Exercise
An image-free, exact copy of the records below is required.

Input data
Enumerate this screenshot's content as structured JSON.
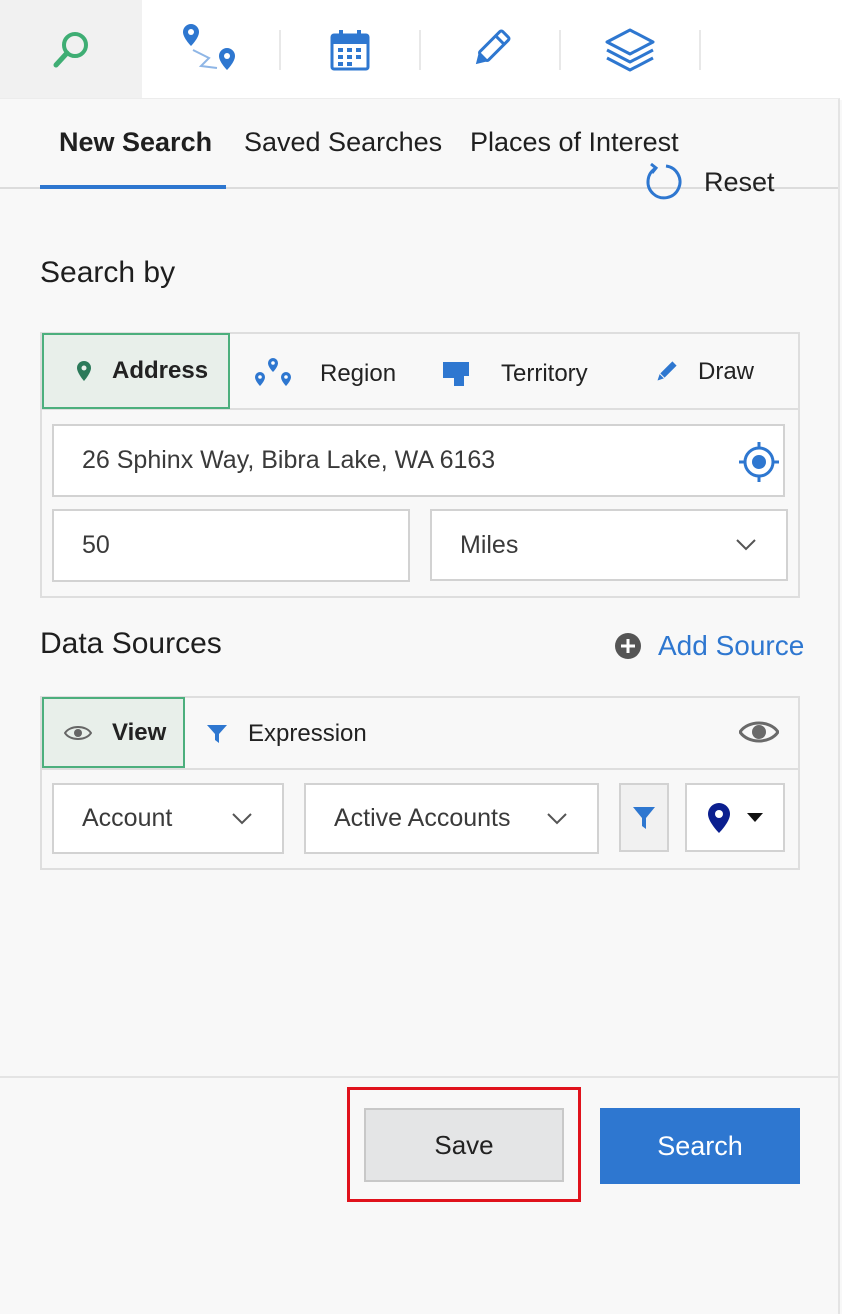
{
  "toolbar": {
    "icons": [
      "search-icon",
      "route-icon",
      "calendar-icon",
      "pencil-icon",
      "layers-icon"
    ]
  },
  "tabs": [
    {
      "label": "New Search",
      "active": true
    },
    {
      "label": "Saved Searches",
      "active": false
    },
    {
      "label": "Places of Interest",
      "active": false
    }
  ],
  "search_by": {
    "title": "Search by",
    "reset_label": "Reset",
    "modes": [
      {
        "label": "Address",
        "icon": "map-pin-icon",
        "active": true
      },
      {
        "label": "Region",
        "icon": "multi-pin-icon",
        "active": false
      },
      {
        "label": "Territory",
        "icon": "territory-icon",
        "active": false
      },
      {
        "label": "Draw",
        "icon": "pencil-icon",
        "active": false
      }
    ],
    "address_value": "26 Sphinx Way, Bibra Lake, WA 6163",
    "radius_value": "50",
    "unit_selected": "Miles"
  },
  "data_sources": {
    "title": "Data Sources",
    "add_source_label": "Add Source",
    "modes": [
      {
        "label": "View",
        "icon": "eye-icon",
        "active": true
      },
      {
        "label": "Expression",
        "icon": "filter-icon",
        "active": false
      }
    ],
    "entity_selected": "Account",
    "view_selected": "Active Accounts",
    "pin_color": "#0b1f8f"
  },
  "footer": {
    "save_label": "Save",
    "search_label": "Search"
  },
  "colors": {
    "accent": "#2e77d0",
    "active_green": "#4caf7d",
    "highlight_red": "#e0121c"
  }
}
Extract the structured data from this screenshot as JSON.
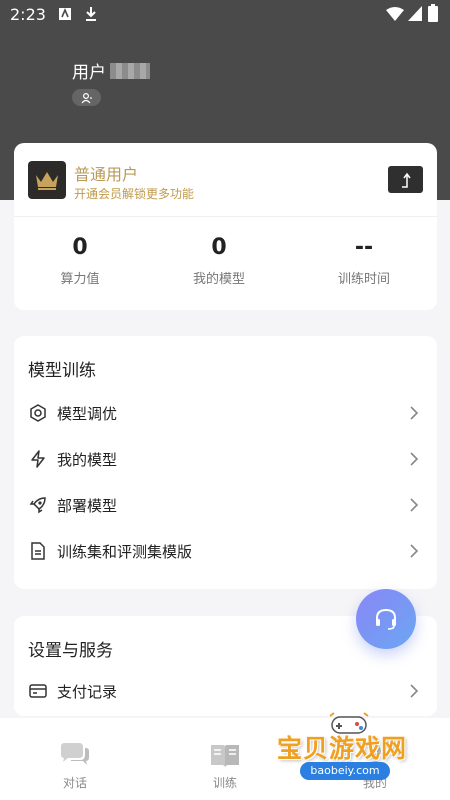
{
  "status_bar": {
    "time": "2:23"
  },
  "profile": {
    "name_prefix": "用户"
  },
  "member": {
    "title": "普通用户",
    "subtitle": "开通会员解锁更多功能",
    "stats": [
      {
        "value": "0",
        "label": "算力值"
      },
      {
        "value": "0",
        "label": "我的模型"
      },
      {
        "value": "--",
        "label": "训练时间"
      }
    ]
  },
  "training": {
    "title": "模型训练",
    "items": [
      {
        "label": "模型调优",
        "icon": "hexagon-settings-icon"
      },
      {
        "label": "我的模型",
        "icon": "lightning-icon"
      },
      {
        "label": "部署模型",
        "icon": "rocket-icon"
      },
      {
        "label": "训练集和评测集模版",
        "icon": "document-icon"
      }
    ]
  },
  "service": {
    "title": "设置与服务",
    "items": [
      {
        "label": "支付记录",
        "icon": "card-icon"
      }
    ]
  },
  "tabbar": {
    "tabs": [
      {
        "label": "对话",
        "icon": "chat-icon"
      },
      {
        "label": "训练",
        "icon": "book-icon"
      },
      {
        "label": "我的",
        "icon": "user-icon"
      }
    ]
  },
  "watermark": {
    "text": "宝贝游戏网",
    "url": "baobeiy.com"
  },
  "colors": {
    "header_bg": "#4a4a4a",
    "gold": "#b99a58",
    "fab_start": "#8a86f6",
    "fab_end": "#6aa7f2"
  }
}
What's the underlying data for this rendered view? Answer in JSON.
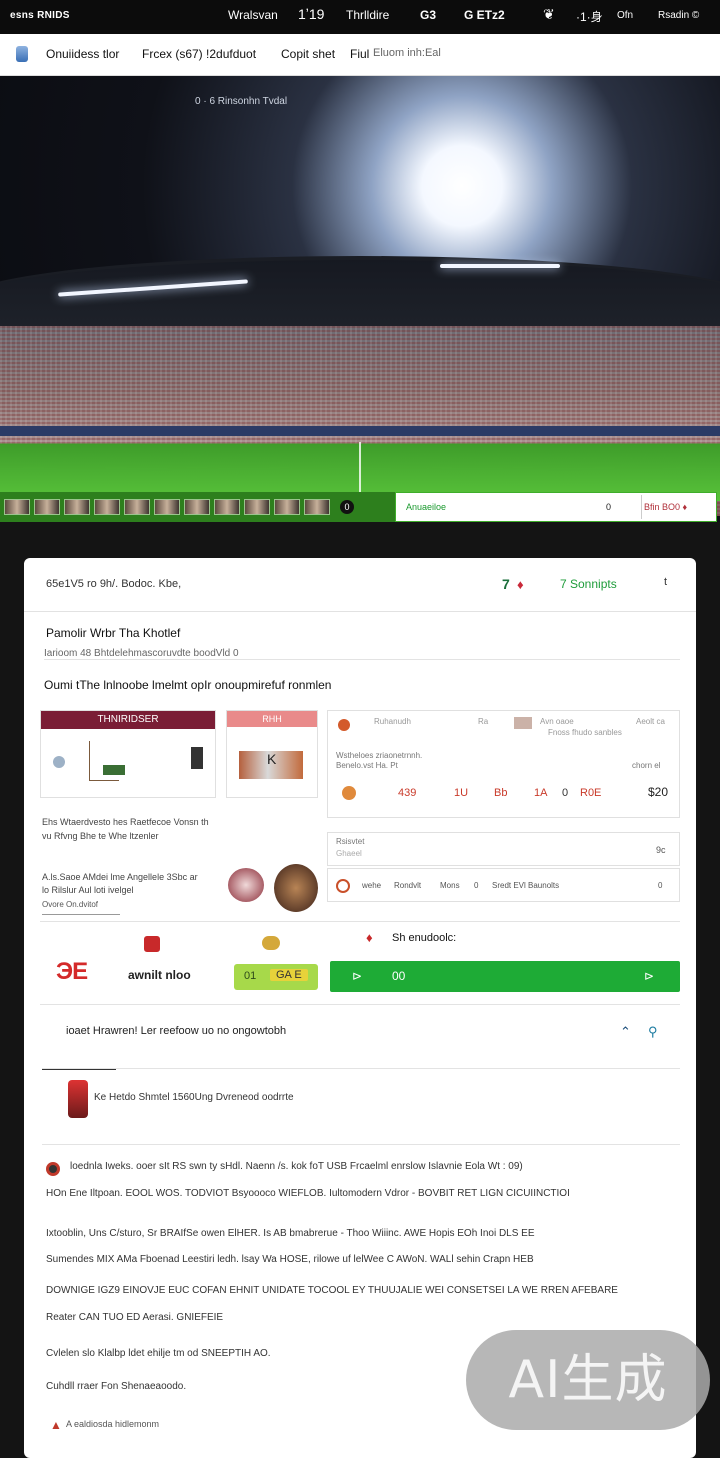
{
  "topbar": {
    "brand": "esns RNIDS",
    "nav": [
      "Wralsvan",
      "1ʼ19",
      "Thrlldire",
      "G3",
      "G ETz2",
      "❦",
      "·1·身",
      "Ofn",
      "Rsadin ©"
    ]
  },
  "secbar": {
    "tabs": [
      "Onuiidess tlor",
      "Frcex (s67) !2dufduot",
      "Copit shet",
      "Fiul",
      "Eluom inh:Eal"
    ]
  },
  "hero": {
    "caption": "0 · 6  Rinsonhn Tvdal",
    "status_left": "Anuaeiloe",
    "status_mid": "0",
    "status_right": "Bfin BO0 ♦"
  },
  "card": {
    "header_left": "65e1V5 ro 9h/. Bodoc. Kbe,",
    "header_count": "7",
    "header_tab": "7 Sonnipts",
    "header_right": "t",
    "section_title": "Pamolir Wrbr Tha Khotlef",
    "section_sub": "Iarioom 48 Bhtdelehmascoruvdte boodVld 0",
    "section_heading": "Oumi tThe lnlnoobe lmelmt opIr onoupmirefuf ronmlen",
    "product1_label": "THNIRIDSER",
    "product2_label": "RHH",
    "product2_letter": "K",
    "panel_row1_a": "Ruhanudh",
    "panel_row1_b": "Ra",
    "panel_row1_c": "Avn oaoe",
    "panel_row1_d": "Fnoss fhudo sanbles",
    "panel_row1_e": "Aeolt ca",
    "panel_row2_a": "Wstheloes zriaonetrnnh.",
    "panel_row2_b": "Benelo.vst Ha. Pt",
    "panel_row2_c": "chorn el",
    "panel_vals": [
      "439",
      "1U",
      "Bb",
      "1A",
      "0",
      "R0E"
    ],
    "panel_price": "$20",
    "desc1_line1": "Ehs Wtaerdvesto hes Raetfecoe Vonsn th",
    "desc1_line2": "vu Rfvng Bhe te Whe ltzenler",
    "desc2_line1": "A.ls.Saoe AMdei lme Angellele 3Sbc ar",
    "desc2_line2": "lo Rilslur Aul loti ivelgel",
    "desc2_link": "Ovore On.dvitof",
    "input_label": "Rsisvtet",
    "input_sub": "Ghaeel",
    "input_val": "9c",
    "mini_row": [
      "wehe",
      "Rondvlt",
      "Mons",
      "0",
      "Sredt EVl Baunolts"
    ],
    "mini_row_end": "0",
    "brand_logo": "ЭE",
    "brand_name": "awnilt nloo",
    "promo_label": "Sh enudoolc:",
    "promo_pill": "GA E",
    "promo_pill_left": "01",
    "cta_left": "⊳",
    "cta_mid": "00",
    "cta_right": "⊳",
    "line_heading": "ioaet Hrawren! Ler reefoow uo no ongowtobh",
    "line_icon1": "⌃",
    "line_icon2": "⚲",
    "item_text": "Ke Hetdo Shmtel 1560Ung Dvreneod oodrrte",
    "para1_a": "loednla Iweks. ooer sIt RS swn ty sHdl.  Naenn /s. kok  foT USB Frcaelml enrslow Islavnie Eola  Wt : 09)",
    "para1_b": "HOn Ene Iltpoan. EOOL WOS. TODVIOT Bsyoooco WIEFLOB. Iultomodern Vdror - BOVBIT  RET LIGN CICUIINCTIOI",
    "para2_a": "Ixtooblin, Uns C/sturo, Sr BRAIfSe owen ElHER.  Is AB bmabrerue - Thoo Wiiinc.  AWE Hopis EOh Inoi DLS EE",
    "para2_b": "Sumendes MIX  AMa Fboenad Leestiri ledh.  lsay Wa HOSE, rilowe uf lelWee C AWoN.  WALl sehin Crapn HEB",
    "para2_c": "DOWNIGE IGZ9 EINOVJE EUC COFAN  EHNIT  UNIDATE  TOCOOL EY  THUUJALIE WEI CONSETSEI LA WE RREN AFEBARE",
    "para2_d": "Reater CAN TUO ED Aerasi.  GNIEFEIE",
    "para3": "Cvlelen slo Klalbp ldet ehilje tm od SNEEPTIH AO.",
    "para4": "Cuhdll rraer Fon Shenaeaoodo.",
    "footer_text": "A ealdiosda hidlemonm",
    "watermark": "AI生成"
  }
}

Answer space
Enumerate this screenshot's content as structured JSON.
{
  "toolbar": {
    "icons": [
      "search-icon",
      "route-icon",
      "calendar-icon",
      "pencil-icon",
      "layers-icon"
    ]
  },
  "tabs": [
    {
      "label": "New Search",
      "active": true
    },
    {
      "label": "Saved Searches",
      "active": false
    },
    {
      "label": "Places of Interest",
      "active": false
    }
  ],
  "search_by": {
    "title": "Search by",
    "reset_label": "Reset",
    "modes": [
      {
        "label": "Address",
        "icon": "map-pin-icon",
        "active": true
      },
      {
        "label": "Region",
        "icon": "multi-pin-icon",
        "active": false
      },
      {
        "label": "Territory",
        "icon": "territory-icon",
        "active": false
      },
      {
        "label": "Draw",
        "icon": "pencil-icon",
        "active": false
      }
    ],
    "address_value": "26 Sphinx Way, Bibra Lake, WA 6163",
    "radius_value": "50",
    "unit_selected": "Miles"
  },
  "data_sources": {
    "title": "Data Sources",
    "add_source_label": "Add Source",
    "modes": [
      {
        "label": "View",
        "icon": "eye-icon",
        "active": true
      },
      {
        "label": "Expression",
        "icon": "filter-icon",
        "active": false
      }
    ],
    "entity_selected": "Account",
    "view_selected": "Active Accounts",
    "pin_color": "#0b1f8f"
  },
  "footer": {
    "save_label": "Save",
    "search_label": "Search"
  },
  "colors": {
    "accent": "#2e77d0",
    "active_green": "#4caf7d",
    "highlight_red": "#e0121c"
  }
}
Extract the structured data from this screenshot as JSON.
{
  "status_bar": {
    "time": "2:23"
  },
  "profile": {
    "name_prefix": "用户"
  },
  "member": {
    "title": "普通用户",
    "subtitle": "开通会员解锁更多功能",
    "stats": [
      {
        "value": "0",
        "label": "算力值"
      },
      {
        "value": "0",
        "label": "我的模型"
      },
      {
        "value": "--",
        "label": "训练时间"
      }
    ]
  },
  "training": {
    "title": "模型训练",
    "items": [
      {
        "label": "模型调优",
        "icon": "hexagon-settings-icon"
      },
      {
        "label": "我的模型",
        "icon": "lightning-icon"
      },
      {
        "label": "部署模型",
        "icon": "rocket-icon"
      },
      {
        "label": "训练集和评测集模版",
        "icon": "document-icon"
      }
    ]
  },
  "service": {
    "title": "设置与服务",
    "items": [
      {
        "label": "支付记录",
        "icon": "card-icon"
      }
    ]
  },
  "tabbar": {
    "tabs": [
      {
        "label": "对话",
        "icon": "chat-icon"
      },
      {
        "label": "训练",
        "icon": "book-icon"
      },
      {
        "label": "我的",
        "icon": "user-icon"
      }
    ]
  },
  "watermark": {
    "text": "宝贝游戏网",
    "url": "baobeiy.com"
  },
  "colors": {
    "header_bg": "#4a4a4a",
    "gold": "#b99a58",
    "fab_start": "#8a86f6",
    "fab_end": "#6aa7f2"
  }
}
What's the underlying data for this rendered view? Answer in JSON.
{
  "topbar": {
    "brand": "esns RNIDS",
    "nav": [
      "Wralsvan",
      "1ʼ19",
      "Thrlldire",
      "G3",
      "G ETz2",
      "❦",
      "·1·身",
      "Ofn",
      "Rsadin ©"
    ]
  },
  "secbar": {
    "tabs": [
      "Onuiidess tlor",
      "Frcex (s67) !2dufduot",
      "Copit shet",
      "Fiul",
      "Eluom inh:Eal"
    ]
  },
  "hero": {
    "caption": "0 · 6  Rinsonhn Tvdal",
    "status_left": "Anuaeiloe",
    "status_mid": "0",
    "status_right": "Bfin BO0 ♦"
  },
  "card": {
    "header_left": "65e1V5 ro 9h/. Bodoc. Kbe,",
    "header_count": "7",
    "header_tab": "7 Sonnipts",
    "header_right": "t",
    "section_title": "Pamolir Wrbr Tha Khotlef",
    "section_sub": "Iarioom 48 Bhtdelehmascoruvdte boodVld 0",
    "section_heading": "Oumi tThe lnlnoobe lmelmt opIr onoupmirefuf ronmlen",
    "product1_label": "THNIRIDSER",
    "product2_label": "RHH",
    "product2_letter": "K",
    "panel_row1_a": "Ruhanudh",
    "panel_row1_b": "Ra",
    "panel_row1_c": "Avn oaoe",
    "panel_row1_d": "Fnoss fhudo sanbles",
    "panel_row1_e": "Aeolt ca",
    "panel_row2_a": "Wstheloes zriaonetrnnh.",
    "panel_row2_b": "Benelo.vst Ha. Pt",
    "panel_row2_c": "chorn el",
    "panel_vals": [
      "439",
      "1U",
      "Bb",
      "1A",
      "0",
      "R0E"
    ],
    "panel_price": "$20",
    "desc1_line1": "Ehs Wtaerdvesto hes Raetfecoe Vonsn th",
    "desc1_line2": "vu Rfvng Bhe te Whe ltzenler",
    "desc2_line1": "A.ls.Saoe AMdei lme Angellele 3Sbc ar",
    "desc2_line2": "lo Rilslur Aul loti ivelgel",
    "desc2_link": "Ovore On.dvitof",
    "input_label": "Rsisvtet",
    "input_sub": "Ghaeel",
    "input_val": "9c",
    "mini_row": [
      "wehe",
      "Rondvlt",
      "Mons",
      "0",
      "Sredt EVl Baunolts"
    ],
    "mini_row_end": "0",
    "brand_logo": "ЭE",
    "brand_name": "awnilt nloo",
    "promo_label": "Sh enudoolc:",
    "promo_pill": "GA E",
    "promo_pill_left": "01",
    "cta_left": "⊳",
    "cta_mid": "00",
    "cta_right": "⊳",
    "line_heading": "ioaet Hrawren! Ler reefoow uo no ongowtobh",
    "line_icon1": "⌃",
    "line_icon2": "⚲",
    "item_text": "Ke Hetdo Shmtel 1560Ung Dvreneod oodrrte",
    "para1_a": "loednla Iweks. ooer sIt RS swn ty sHdl.  Naenn /s. kok  foT USB Frcaelml enrslow Islavnie Eola  Wt : 09)",
    "para1_b": "HOn Ene Iltpoan. EOOL WOS. TODVIOT Bsyoooco WIEFLOB. Iultomodern Vdror - BOVBIT  RET LIGN CICUIINCTIOI",
    "para2_a": "Ixtooblin, Uns C/sturo, Sr BRAIfSe owen ElHER.  Is AB bmabrerue - Thoo Wiiinc.  AWE Hopis EOh Inoi DLS EE",
    "para2_b": "Sumendes MIX  AMa Fboenad Leestiri ledh.  lsay Wa HOSE, rilowe uf lelWee C AWoN.  WALl sehin Crapn HEB",
    "para2_c": "DOWNIGE IGZ9 EINOVJE EUC COFAN  EHNIT  UNIDATE  TOCOOL EY  THUUJALIE WEI CONSETSEI LA WE RREN AFEBARE",
    "para2_d": "Reater CAN TUO ED Aerasi.  GNIEFEIE",
    "para3": "Cvlelen slo Klalbp ldet ehilje tm od SNEEPTIH AO.",
    "para4": "Cuhdll rraer Fon Shenaeaoodo.",
    "footer_text": "A ealdiosda hidlemonm",
    "watermark": "AI生成"
  }
}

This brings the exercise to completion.